======== Records for this exercise ========

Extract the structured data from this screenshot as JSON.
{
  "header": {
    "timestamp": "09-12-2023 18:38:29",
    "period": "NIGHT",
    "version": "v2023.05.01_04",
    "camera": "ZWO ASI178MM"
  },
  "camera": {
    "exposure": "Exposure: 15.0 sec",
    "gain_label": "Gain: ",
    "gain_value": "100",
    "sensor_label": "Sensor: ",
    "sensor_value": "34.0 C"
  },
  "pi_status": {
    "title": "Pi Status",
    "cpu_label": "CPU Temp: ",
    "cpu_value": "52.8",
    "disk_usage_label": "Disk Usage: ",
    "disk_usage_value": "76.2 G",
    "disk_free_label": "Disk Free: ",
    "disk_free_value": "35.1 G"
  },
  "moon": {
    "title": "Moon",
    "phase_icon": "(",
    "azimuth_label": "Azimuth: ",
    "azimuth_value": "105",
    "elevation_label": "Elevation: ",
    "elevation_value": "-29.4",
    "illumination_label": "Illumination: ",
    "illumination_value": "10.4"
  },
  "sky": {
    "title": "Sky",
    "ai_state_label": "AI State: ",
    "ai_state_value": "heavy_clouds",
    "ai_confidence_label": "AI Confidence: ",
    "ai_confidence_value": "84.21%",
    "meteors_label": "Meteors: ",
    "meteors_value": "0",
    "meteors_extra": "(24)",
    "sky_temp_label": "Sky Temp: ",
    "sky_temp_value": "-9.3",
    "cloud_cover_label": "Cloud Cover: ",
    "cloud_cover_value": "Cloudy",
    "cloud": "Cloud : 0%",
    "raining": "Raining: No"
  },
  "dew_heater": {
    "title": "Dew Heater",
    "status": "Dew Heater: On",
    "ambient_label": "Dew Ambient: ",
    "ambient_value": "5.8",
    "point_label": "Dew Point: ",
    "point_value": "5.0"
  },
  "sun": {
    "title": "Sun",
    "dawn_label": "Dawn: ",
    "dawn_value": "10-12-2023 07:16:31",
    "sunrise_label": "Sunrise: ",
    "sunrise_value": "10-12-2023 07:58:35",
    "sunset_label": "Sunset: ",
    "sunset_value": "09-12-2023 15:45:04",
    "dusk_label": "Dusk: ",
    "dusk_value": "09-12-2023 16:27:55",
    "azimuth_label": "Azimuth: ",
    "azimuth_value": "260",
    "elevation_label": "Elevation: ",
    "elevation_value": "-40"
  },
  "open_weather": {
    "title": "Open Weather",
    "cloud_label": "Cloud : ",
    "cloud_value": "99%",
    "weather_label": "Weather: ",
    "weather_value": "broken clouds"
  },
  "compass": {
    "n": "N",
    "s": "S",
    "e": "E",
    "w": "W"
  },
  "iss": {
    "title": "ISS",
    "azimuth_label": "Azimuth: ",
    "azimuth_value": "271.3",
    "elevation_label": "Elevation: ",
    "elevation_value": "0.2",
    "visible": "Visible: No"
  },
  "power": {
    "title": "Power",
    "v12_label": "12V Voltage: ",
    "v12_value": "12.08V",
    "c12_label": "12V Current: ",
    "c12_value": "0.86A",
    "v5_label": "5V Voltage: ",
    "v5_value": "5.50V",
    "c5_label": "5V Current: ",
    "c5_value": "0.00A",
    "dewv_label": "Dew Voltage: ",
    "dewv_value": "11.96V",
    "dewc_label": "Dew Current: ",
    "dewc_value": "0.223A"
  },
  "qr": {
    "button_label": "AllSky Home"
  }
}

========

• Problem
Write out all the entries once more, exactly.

• Answer below
Extract the structured data from this screenshot as JSON.
{
  "header": {
    "timestamp": "09-12-2023 18:38:29",
    "period": "NIGHT",
    "version": "v2023.05.01_04",
    "camera": "ZWO ASI178MM"
  },
  "camera": {
    "exposure": "Exposure: 15.0 sec",
    "gain_label": "Gain: ",
    "gain_value": "100",
    "sensor_label": "Sensor: ",
    "sensor_value": "34.0 C"
  },
  "pi_status": {
    "title": "Pi Status",
    "cpu_label": "CPU Temp: ",
    "cpu_value": "52.8",
    "disk_usage_label": "Disk Usage: ",
    "disk_usage_value": "76.2 G",
    "disk_free_label": "Disk Free: ",
    "disk_free_value": "35.1 G"
  },
  "moon": {
    "title": "Moon",
    "phase_icon": "(",
    "azimuth_label": "Azimuth: ",
    "azimuth_value": "105",
    "elevation_label": "Elevation: ",
    "elevation_value": "-29.4",
    "illumination_label": "Illumination: ",
    "illumination_value": "10.4"
  },
  "sky": {
    "title": "Sky",
    "ai_state_label": "AI State: ",
    "ai_state_value": "heavy_clouds",
    "ai_confidence_label": "AI Confidence: ",
    "ai_confidence_value": "84.21%",
    "meteors_label": "Meteors: ",
    "meteors_value": "0",
    "meteors_extra": "(24)",
    "sky_temp_label": "Sky Temp: ",
    "sky_temp_value": "-9.3",
    "cloud_cover_label": "Cloud Cover: ",
    "cloud_cover_value": "Cloudy",
    "cloud": "Cloud : 0%",
    "raining": "Raining: No"
  },
  "dew_heater": {
    "title": "Dew Heater",
    "status": "Dew Heater: On",
    "ambient_label": "Dew Ambient: ",
    "ambient_value": "5.8",
    "point_label": "Dew Point: ",
    "point_value": "5.0"
  },
  "sun": {
    "title": "Sun",
    "dawn_label": "Dawn: ",
    "dawn_value": "10-12-2023 07:16:31",
    "sunrise_label": "Sunrise: ",
    "sunrise_value": "10-12-2023 07:58:35",
    "sunset_label": "Sunset: ",
    "sunset_value": "09-12-2023 15:45:04",
    "dusk_label": "Dusk: ",
    "dusk_value": "09-12-2023 16:27:55",
    "azimuth_label": "Azimuth: ",
    "azimuth_value": "260",
    "elevation_label": "Elevation: ",
    "elevation_value": "-40"
  },
  "open_weather": {
    "title": "Open Weather",
    "cloud_label": "Cloud : ",
    "cloud_value": "99%",
    "weather_label": "Weather: ",
    "weather_value": "broken clouds"
  },
  "compass": {
    "n": "N",
    "s": "S",
    "e": "E",
    "w": "W"
  },
  "iss": {
    "title": "ISS",
    "azimuth_label": "Azimuth: ",
    "azimuth_value": "271.3",
    "elevation_label": "Elevation: ",
    "elevation_value": "0.2",
    "visible": "Visible: No"
  },
  "power": {
    "title": "Power",
    "v12_label": "12V Voltage: ",
    "v12_value": "12.08V",
    "c12_label": "12V Current: ",
    "c12_value": "0.86A",
    "v5_label": "5V Voltage: ",
    "v5_value": "5.50V",
    "c5_label": "5V Current: ",
    "c5_value": "0.00A",
    "dewv_label": "Dew Voltage: ",
    "dewv_value": "11.96V",
    "dewc_label": "Dew Current: ",
    "dewc_value": "0.223A"
  },
  "qr": {
    "button_label": "AllSky Home"
  }
}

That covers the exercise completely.